Changing Scrolling Direction in OS X for the Trackpad

These instructions work for a MacBook product with a built-in trackpad, as well as the Magic Trackpad Apple sells separately.

  1. Open System Preferences using the same method outlined above.

  2. With the System Preferences window open, select the Trackpad preference pane.

  3. Select the Scroll & Zoom tab.

  4. To return the scrolling direction to the unnatural method, that is, the older method used in earlier Macs, remove the check mark from the box labeled Scroll direction: natural. To use the new iOS-inspired scrolling method, place a check mark in the box.

If you selected the unnatural scrolling option, your mouse or trackpad will now scroll the same way it did in earlier versions of OS X.

Unnatural Came First

Apple calls the two scrolling systems natural and unnatural, but really, the unnatural system is the original system used by both Apple and Windows for scrolling a window's content.

The interface metaphor for displaying the content of a file was that of a window, which gave you a view of the file's content. In many cases, the window was smaller than the content, so a method was required to either move the window to see more or move the file content to have different parts of the file appear in the window.

The second idea made more sense since the idea of moving a window around to see what's behind it seems a little awkward. To go a bit further in our viewing metaphor, the file we're viewing can be thought of as a piece of paper, with all of the file's content set down on the paper. It's the paper we see through the window.

Scroll bars were added to the window to provide a visual indication of how much more information was available but hidden from view. In essence, the scroll bars indicated the position of the paper seen through the window. If you wanted to see what was further down on the paper, you moved to a lower area on the scroll bars.

This scrolling down to reveal additional information became the standard for scrolling. It was even reinforced by the first mice that included scroll wheels. Their default scrolling behavior was for a downward movement of the scroll wheel to move down on the scroll bars.

Natural Scrolling

Natural scrolling isn't all that natural, at least, not for any indirect scrolling system such as the one Macs and most PCs use. However, when you have a direct interface to the viewing device, such as an iPhone or iPad's multi-touch user interface, then natural scrolling makes a great deal of sense.
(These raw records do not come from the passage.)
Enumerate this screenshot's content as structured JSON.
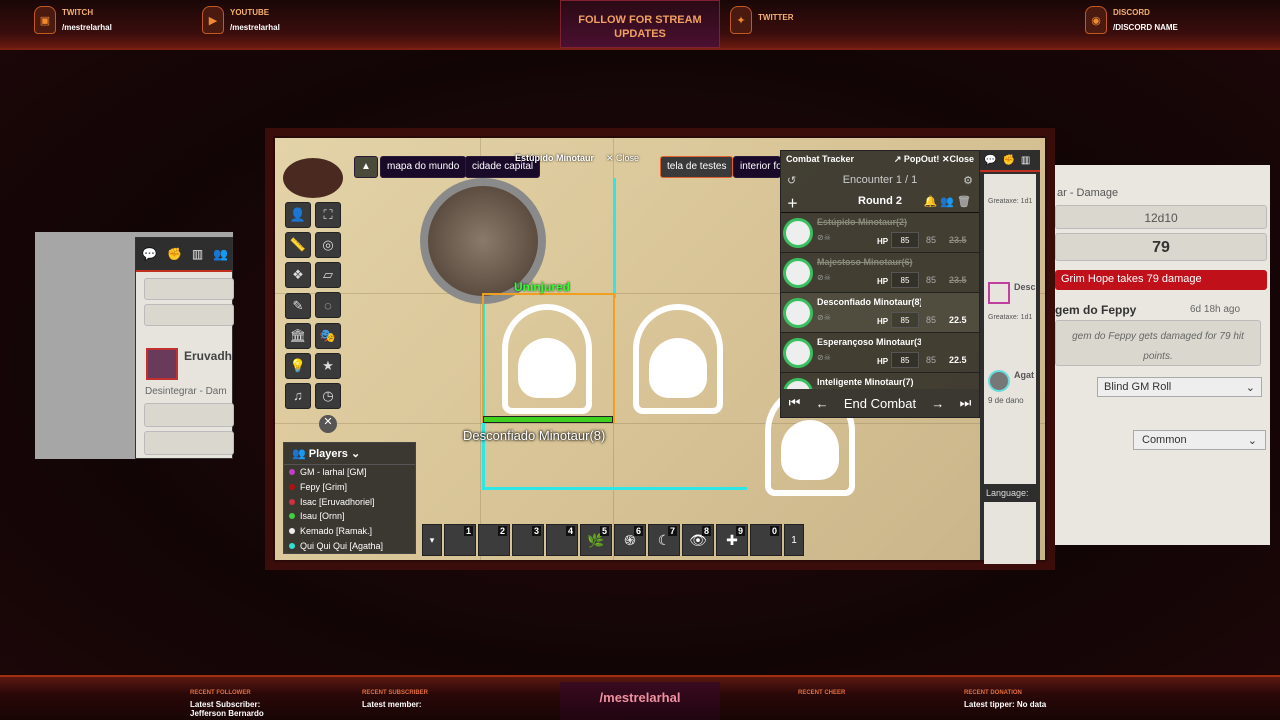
{
  "overlay": {
    "social": [
      {
        "icon": "twitch-icon",
        "title": "TWITCH",
        "value": "/mestrelarhal"
      },
      {
        "icon": "youtube-icon",
        "title": "YOUTUBE",
        "value": "/mestrelarhal"
      },
      {
        "icon": "twitter-icon",
        "title": "TWITTER",
        "value": ""
      },
      {
        "icon": "discord-icon",
        "title": "DISCORD",
        "value": "/DISCORD NAME"
      }
    ],
    "follow": "FOLLOW FOR STREAM UPDATES",
    "channel": "/mestrelarhal",
    "stats": [
      {
        "title": "RECENT FOLLOWER",
        "value": "Latest Subscriber: Jefferson Bernardo"
      },
      {
        "title": "RECENT SUBSCRIBER",
        "value": "Latest member:"
      },
      {
        "title": "RECENT CHEER",
        "value": ""
      },
      {
        "title": "RECENT DONATION",
        "value": "Latest tipper: No data"
      }
    ]
  },
  "scene_nav": {
    "items": [
      "mapa do mundo",
      "cidade capital",
      "Estúpido Minotaur",
      "✕ Close",
      "tela de testes",
      "interior fo"
    ]
  },
  "map": {
    "health_label": "Uninjured",
    "token_label": "Desconfiado Minotaur(8)",
    "accent": "#2ee6e6"
  },
  "players": {
    "title": "Players",
    "list": [
      {
        "name": "GM - larhal [GM]",
        "color": "#c040c0"
      },
      {
        "name": "Fepy [Grim]",
        "color": "#b01010"
      },
      {
        "name": "Isac [Eruvadhoriel]",
        "color": "#d03040"
      },
      {
        "name": "Isau [Ornn]",
        "color": "#40d040"
      },
      {
        "name": "Kemado [Ramak.]",
        "color": "#eeeeee"
      },
      {
        "name": "Qui Qui Qui [Agatha]",
        "color": "#30e0d0"
      }
    ]
  },
  "hotbar": {
    "slots": [
      "1",
      "2",
      "3",
      "4",
      "5",
      "6",
      "7",
      "8",
      "9",
      "0"
    ],
    "page": "1"
  },
  "combat": {
    "title": "Combat Tracker",
    "popout": "PopOut!",
    "close": "Close",
    "encounter": "Encounter 1 / 1",
    "round": "Round 2",
    "hp_label": "HP",
    "combatants": [
      {
        "name": "Estúpido Minotaur(2)",
        "hp": "85",
        "max": "85",
        "init": "23.5",
        "defeated": true
      },
      {
        "name": "Majestoso Minotaur(6)",
        "hp": "85",
        "max": "85",
        "init": "23.5",
        "defeated": true
      },
      {
        "name": "Desconfiado Minotaur(8)",
        "hp": "85",
        "max": "85",
        "init": "22.5",
        "defeated": false
      },
      {
        "name": "Esperançoso Minotaur(3)",
        "hp": "85",
        "max": "85",
        "init": "22.5",
        "defeated": false
      },
      {
        "name": "Inteligente Minotaur(7)",
        "hp": "",
        "max": "",
        "init": "",
        "defeated": false
      }
    ],
    "end": "End Combat"
  },
  "sidebar": {
    "card1": "Greataxe: 1d1",
    "card2_name": "Desc",
    "card2": "Greataxe: 1d1",
    "card3_name": "Agat",
    "card3": "9 de dano",
    "language": "Language:"
  },
  "chat": {
    "dmg_label": "ar - Damage",
    "formula": "12d10",
    "total": "79",
    "banner": "Grim Hope takes 79 damage",
    "msg_name": "gem do Feppy",
    "msg_time": "6d 18h ago",
    "msg_text": "gem do Feppy gets damaged for 79 hit points.",
    "roll_mode": "Blind GM Roll",
    "language": "Common",
    "banner_color": "#c0101a"
  },
  "left_chat": {
    "name": "Eruvadh",
    "text": "Desintegrar - Dam"
  }
}
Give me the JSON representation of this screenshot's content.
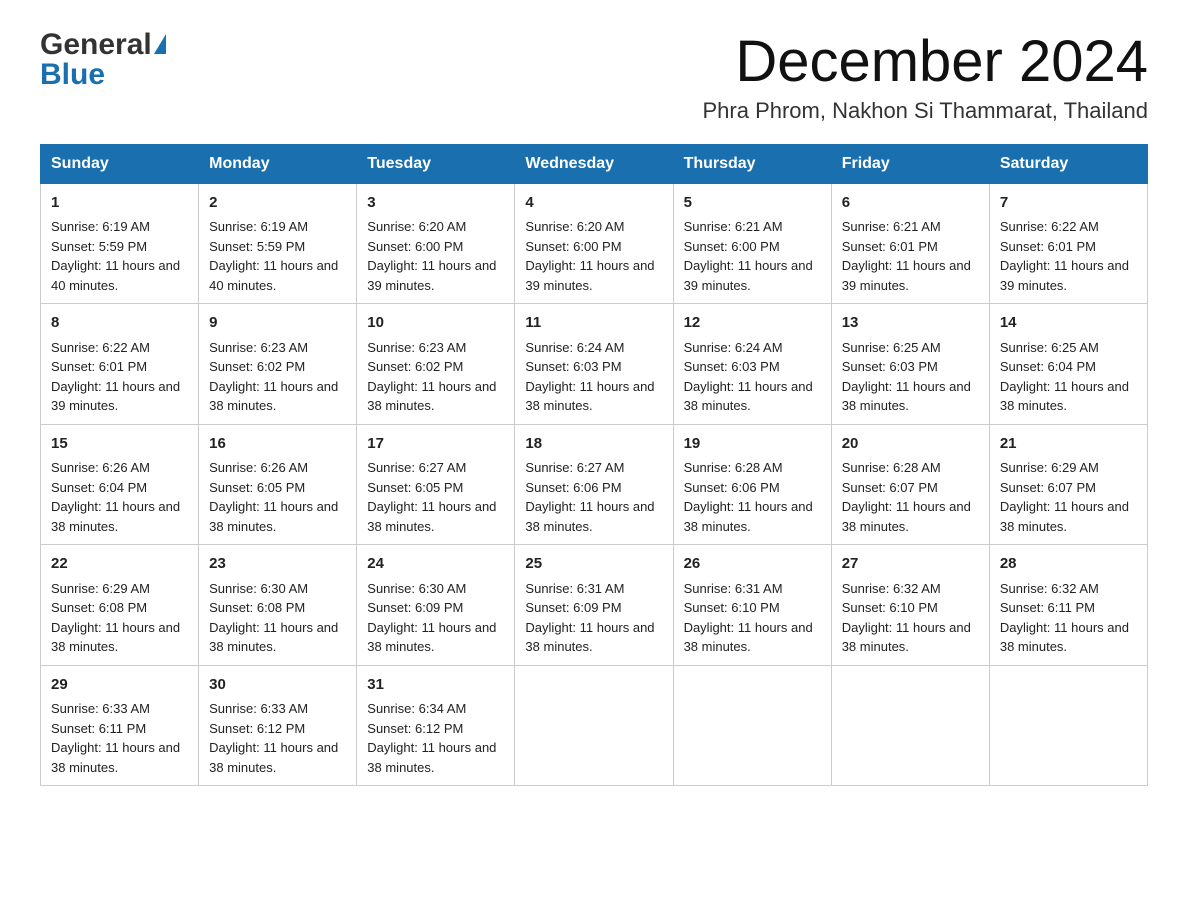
{
  "header": {
    "logo_general": "General",
    "logo_blue": "Blue",
    "month_title": "December 2024",
    "location": "Phra Phrom, Nakhon Si Thammarat, Thailand"
  },
  "days_of_week": [
    "Sunday",
    "Monday",
    "Tuesday",
    "Wednesday",
    "Thursday",
    "Friday",
    "Saturday"
  ],
  "weeks": [
    [
      {
        "day": "1",
        "sunrise": "6:19 AM",
        "sunset": "5:59 PM",
        "daylight": "11 hours and 40 minutes."
      },
      {
        "day": "2",
        "sunrise": "6:19 AM",
        "sunset": "5:59 PM",
        "daylight": "11 hours and 40 minutes."
      },
      {
        "day": "3",
        "sunrise": "6:20 AM",
        "sunset": "6:00 PM",
        "daylight": "11 hours and 39 minutes."
      },
      {
        "day": "4",
        "sunrise": "6:20 AM",
        "sunset": "6:00 PM",
        "daylight": "11 hours and 39 minutes."
      },
      {
        "day": "5",
        "sunrise": "6:21 AM",
        "sunset": "6:00 PM",
        "daylight": "11 hours and 39 minutes."
      },
      {
        "day": "6",
        "sunrise": "6:21 AM",
        "sunset": "6:01 PM",
        "daylight": "11 hours and 39 minutes."
      },
      {
        "day": "7",
        "sunrise": "6:22 AM",
        "sunset": "6:01 PM",
        "daylight": "11 hours and 39 minutes."
      }
    ],
    [
      {
        "day": "8",
        "sunrise": "6:22 AM",
        "sunset": "6:01 PM",
        "daylight": "11 hours and 39 minutes."
      },
      {
        "day": "9",
        "sunrise": "6:23 AM",
        "sunset": "6:02 PM",
        "daylight": "11 hours and 38 minutes."
      },
      {
        "day": "10",
        "sunrise": "6:23 AM",
        "sunset": "6:02 PM",
        "daylight": "11 hours and 38 minutes."
      },
      {
        "day": "11",
        "sunrise": "6:24 AM",
        "sunset": "6:03 PM",
        "daylight": "11 hours and 38 minutes."
      },
      {
        "day": "12",
        "sunrise": "6:24 AM",
        "sunset": "6:03 PM",
        "daylight": "11 hours and 38 minutes."
      },
      {
        "day": "13",
        "sunrise": "6:25 AM",
        "sunset": "6:03 PM",
        "daylight": "11 hours and 38 minutes."
      },
      {
        "day": "14",
        "sunrise": "6:25 AM",
        "sunset": "6:04 PM",
        "daylight": "11 hours and 38 minutes."
      }
    ],
    [
      {
        "day": "15",
        "sunrise": "6:26 AM",
        "sunset": "6:04 PM",
        "daylight": "11 hours and 38 minutes."
      },
      {
        "day": "16",
        "sunrise": "6:26 AM",
        "sunset": "6:05 PM",
        "daylight": "11 hours and 38 minutes."
      },
      {
        "day": "17",
        "sunrise": "6:27 AM",
        "sunset": "6:05 PM",
        "daylight": "11 hours and 38 minutes."
      },
      {
        "day": "18",
        "sunrise": "6:27 AM",
        "sunset": "6:06 PM",
        "daylight": "11 hours and 38 minutes."
      },
      {
        "day": "19",
        "sunrise": "6:28 AM",
        "sunset": "6:06 PM",
        "daylight": "11 hours and 38 minutes."
      },
      {
        "day": "20",
        "sunrise": "6:28 AM",
        "sunset": "6:07 PM",
        "daylight": "11 hours and 38 minutes."
      },
      {
        "day": "21",
        "sunrise": "6:29 AM",
        "sunset": "6:07 PM",
        "daylight": "11 hours and 38 minutes."
      }
    ],
    [
      {
        "day": "22",
        "sunrise": "6:29 AM",
        "sunset": "6:08 PM",
        "daylight": "11 hours and 38 minutes."
      },
      {
        "day": "23",
        "sunrise": "6:30 AM",
        "sunset": "6:08 PM",
        "daylight": "11 hours and 38 minutes."
      },
      {
        "day": "24",
        "sunrise": "6:30 AM",
        "sunset": "6:09 PM",
        "daylight": "11 hours and 38 minutes."
      },
      {
        "day": "25",
        "sunrise": "6:31 AM",
        "sunset": "6:09 PM",
        "daylight": "11 hours and 38 minutes."
      },
      {
        "day": "26",
        "sunrise": "6:31 AM",
        "sunset": "6:10 PM",
        "daylight": "11 hours and 38 minutes."
      },
      {
        "day": "27",
        "sunrise": "6:32 AM",
        "sunset": "6:10 PM",
        "daylight": "11 hours and 38 minutes."
      },
      {
        "day": "28",
        "sunrise": "6:32 AM",
        "sunset": "6:11 PM",
        "daylight": "11 hours and 38 minutes."
      }
    ],
    [
      {
        "day": "29",
        "sunrise": "6:33 AM",
        "sunset": "6:11 PM",
        "daylight": "11 hours and 38 minutes."
      },
      {
        "day": "30",
        "sunrise": "6:33 AM",
        "sunset": "6:12 PM",
        "daylight": "11 hours and 38 minutes."
      },
      {
        "day": "31",
        "sunrise": "6:34 AM",
        "sunset": "6:12 PM",
        "daylight": "11 hours and 38 minutes."
      },
      null,
      null,
      null,
      null
    ]
  ],
  "labels": {
    "sunrise": "Sunrise:",
    "sunset": "Sunset:",
    "daylight": "Daylight:"
  }
}
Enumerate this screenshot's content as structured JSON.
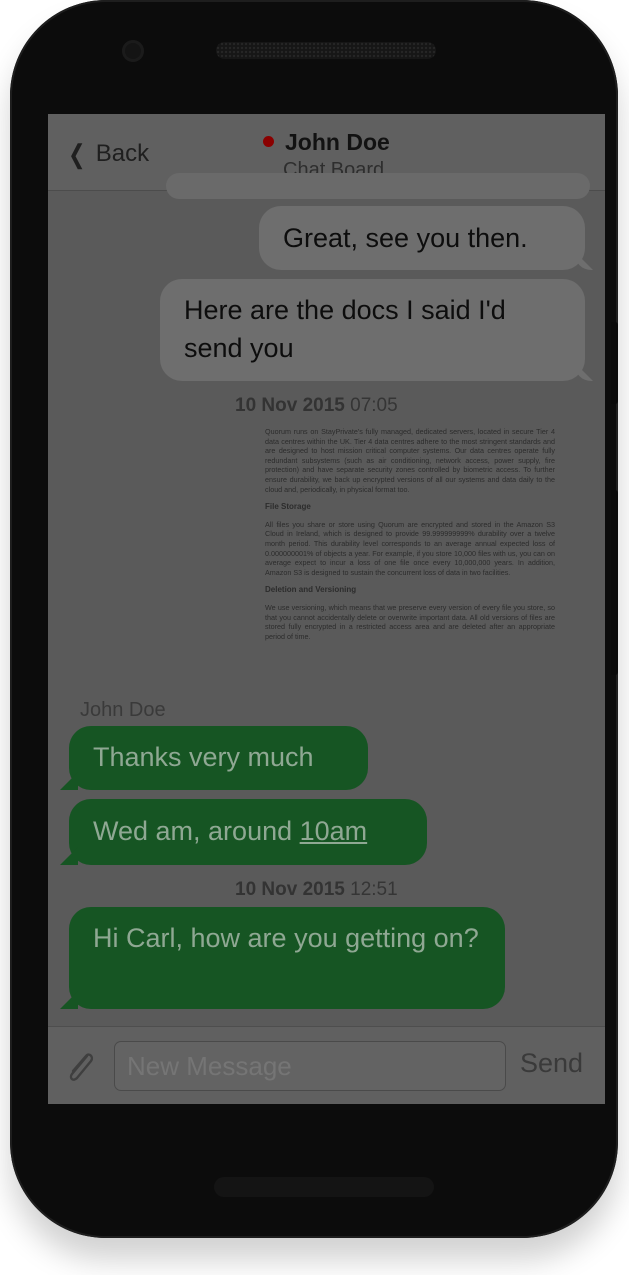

With your finger directly in contact with the display, it's more intuitive to view content that is below the window by pulling up or dragging up the content with an upward swipe. If Apple had instead used the indirect scrolling interface then in use on the Mac, it would have been an odd process—placing your finger on the screen and swiping down to view content would not seem natural.

However, when you move the interface from a direct finger on the screen to an indirect mouse or trackpad that is not in the same physical plane as the display, then the preference for a natural or unnatural scrolling interface really comes down to a learned preference.